[App and web page records]
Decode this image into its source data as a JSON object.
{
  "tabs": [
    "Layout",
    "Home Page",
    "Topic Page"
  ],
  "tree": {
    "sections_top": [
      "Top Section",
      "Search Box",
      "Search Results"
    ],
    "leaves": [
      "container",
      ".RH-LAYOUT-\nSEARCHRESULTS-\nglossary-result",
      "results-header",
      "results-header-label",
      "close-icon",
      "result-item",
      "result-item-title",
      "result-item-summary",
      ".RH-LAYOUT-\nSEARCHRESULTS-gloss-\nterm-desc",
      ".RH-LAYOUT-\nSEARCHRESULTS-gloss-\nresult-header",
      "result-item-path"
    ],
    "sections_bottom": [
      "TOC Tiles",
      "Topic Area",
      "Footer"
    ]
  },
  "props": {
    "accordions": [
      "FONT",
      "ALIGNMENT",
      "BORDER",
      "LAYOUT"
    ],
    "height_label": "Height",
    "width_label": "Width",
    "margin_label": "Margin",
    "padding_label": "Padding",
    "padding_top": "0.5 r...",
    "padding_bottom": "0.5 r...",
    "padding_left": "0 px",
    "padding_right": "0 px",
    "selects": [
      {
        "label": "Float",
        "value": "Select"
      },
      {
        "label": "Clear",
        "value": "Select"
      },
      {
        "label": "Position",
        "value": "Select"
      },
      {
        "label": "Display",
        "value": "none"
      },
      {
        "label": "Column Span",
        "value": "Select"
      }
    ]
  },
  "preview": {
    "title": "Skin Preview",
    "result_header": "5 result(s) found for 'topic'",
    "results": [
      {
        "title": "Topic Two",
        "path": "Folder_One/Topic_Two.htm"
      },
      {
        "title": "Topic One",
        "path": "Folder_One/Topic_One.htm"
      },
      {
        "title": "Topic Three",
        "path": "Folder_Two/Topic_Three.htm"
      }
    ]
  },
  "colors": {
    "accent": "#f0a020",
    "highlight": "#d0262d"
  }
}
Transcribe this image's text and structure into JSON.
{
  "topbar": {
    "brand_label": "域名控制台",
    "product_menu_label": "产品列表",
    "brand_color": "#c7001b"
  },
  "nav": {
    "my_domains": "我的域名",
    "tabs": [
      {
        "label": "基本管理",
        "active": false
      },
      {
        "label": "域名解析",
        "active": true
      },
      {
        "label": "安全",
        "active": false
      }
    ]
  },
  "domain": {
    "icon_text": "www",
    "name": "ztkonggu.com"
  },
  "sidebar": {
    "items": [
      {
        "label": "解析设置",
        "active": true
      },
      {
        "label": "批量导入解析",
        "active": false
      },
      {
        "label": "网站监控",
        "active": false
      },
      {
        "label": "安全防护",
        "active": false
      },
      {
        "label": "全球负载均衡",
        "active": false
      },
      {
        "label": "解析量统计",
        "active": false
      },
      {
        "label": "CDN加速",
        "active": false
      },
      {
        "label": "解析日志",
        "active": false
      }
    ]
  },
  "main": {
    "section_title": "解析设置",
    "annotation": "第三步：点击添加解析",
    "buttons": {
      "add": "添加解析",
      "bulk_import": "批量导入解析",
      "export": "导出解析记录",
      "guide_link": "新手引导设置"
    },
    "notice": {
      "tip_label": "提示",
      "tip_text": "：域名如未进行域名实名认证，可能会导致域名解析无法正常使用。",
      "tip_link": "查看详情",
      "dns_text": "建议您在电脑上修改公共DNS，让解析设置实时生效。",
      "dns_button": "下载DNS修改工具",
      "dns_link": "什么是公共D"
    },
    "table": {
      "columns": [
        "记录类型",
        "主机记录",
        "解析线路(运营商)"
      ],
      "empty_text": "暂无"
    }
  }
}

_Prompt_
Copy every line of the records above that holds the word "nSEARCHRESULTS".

_Task output_
      ".RH-LAYOUT-\nSEARCHRESULTS-\nglossary-result",
      ".RH-LAYOUT-\nSEARCHRESULTS-gloss-\nterm-desc",
      ".RH-LAYOUT-\nSEARCHRESULTS-gloss-\nresult-header",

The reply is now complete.